Law firm Pinsent Masons has brought together members of the judiciary and experts from the IT industry to pioneer a new e-training programme.
The hope is that it will speed up the judicial process and cut costs in the region's courts.
The pilot programme, which was attended by more than 15 judges from around the country, took place at Pinsent Masons' offices in Birmingham.
It focused on electronic disclosure - the gathering and exchanging of electronically generated and stored documents such as emails, word documents, excel spreadsheets, audio files and databases.
In 2005 the Civil Procedure Rules which govern the way cases are conducted in England and Wales laid down new guidelines on the use of electronically generated documents in litigation cases. However, two years on there is growing concern that the rules are ambiguous and the process is both time consuming and expensive. According to a recent survey of 1,000 litigators 43 per cent believed that the rules had not had a positive impact whilst 56 per cent said they had led to increased costs in conducting cases. According to the survey one in four edisclosure cases cost more than £1 million.

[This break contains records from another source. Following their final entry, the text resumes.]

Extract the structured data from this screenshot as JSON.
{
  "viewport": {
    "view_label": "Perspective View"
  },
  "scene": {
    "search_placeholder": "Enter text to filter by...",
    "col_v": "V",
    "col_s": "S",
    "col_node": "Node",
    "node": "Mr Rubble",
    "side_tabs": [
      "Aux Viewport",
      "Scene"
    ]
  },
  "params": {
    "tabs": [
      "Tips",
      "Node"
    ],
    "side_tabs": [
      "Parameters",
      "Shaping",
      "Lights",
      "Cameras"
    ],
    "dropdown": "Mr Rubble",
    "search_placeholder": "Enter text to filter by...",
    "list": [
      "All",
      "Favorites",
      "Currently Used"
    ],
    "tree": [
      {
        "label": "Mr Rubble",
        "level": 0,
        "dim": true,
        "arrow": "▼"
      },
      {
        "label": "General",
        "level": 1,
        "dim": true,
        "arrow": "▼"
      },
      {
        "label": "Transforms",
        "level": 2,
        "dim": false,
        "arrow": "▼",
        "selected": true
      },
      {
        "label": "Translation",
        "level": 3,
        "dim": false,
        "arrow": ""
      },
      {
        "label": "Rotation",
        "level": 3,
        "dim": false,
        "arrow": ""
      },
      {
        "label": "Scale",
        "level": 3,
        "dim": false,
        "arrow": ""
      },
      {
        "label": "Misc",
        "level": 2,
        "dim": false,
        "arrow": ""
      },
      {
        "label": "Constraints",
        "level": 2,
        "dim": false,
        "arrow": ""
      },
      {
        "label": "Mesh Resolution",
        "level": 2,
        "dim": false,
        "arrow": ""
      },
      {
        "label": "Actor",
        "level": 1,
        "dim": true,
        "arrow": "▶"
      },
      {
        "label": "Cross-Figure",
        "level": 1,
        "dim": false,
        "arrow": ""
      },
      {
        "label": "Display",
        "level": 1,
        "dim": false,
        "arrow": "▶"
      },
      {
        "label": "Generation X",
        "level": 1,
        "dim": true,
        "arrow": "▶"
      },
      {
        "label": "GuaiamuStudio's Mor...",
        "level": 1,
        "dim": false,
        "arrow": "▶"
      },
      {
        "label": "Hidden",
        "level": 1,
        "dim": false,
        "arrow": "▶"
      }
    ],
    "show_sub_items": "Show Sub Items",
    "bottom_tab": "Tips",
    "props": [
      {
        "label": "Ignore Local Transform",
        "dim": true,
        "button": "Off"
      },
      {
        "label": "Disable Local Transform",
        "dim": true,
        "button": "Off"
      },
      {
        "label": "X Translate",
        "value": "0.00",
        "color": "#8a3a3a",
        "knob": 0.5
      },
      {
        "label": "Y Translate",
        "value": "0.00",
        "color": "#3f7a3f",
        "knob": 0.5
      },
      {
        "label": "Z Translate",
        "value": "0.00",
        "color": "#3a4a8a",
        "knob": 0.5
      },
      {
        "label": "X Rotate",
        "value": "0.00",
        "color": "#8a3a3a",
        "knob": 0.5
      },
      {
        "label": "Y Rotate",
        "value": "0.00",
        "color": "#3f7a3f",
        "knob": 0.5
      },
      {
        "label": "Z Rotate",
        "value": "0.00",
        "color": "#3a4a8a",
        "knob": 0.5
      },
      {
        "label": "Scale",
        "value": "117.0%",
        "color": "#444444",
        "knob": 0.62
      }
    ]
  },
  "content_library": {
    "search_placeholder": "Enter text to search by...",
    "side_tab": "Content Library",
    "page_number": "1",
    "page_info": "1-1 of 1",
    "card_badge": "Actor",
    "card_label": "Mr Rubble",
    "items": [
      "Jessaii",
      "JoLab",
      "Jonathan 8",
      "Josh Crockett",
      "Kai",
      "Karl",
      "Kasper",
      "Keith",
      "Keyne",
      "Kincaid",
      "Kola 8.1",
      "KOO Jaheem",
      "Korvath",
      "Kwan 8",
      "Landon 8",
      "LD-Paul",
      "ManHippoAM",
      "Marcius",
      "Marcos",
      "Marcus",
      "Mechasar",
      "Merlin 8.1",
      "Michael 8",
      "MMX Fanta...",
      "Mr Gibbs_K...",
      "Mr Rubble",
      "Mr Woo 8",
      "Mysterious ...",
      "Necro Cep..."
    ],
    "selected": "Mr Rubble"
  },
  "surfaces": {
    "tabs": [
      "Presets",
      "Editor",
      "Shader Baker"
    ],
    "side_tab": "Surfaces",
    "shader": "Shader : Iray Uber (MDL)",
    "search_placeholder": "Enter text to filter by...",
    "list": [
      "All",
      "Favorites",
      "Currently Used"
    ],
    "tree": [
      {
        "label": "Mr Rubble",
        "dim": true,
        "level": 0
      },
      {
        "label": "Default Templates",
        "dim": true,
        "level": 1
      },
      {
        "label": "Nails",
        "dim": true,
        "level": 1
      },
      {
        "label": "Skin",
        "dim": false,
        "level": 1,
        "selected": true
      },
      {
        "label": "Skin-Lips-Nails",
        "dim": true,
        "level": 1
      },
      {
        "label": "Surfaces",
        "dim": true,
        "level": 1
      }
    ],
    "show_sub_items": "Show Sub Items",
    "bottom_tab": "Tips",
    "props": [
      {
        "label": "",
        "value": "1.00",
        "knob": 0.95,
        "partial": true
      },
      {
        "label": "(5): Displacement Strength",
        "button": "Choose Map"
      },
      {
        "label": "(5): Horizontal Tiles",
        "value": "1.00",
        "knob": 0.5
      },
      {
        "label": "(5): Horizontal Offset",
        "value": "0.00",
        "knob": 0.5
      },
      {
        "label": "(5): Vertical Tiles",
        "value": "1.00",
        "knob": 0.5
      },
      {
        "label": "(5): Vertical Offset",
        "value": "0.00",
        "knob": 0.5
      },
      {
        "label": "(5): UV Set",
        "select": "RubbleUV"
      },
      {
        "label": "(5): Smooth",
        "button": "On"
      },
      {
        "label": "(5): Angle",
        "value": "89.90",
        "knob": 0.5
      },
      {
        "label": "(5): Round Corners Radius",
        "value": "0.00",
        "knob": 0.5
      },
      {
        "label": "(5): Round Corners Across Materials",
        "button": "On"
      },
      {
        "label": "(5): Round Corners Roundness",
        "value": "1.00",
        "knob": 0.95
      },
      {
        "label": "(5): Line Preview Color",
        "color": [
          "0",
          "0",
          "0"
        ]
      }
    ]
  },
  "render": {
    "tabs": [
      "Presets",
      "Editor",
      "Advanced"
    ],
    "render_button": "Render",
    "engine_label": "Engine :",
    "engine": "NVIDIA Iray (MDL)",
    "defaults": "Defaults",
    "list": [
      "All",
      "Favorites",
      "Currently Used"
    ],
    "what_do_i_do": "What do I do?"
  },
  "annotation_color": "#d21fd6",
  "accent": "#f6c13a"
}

His Honour Judge Simon Brown QC, Specialist Mercantile Judge at Birmingham Civil Justice Centre, commented: "It is essential that all involved in dispute resolution urgently get to grips with the enormous burdens and costs now being caused by the proliferation of electronic data before they overwhelms us.
"The key to resolving disputes efficiently lies in being able to quickly identify only those pieces of data out of a mountain of information that are significant and decisive in any case.
"The courts will be pro-active at an early stage of case management in helping to achieve this objective with a view to dealing with cases justly and reducing the great expense that is the blight of civil litigation."
Mark Surguy, senior associate at Pinsent Masons and one of the pioneers of the initiative, added: "The huge volumes of electronically generated evidence pose a real challenge to the legal profession and to its clients.
"The initiative has been warmly welcomed by the region's judiciary and we hope this pioneering initiative will be used by other courts in the country and will lead to clear statements of best practice."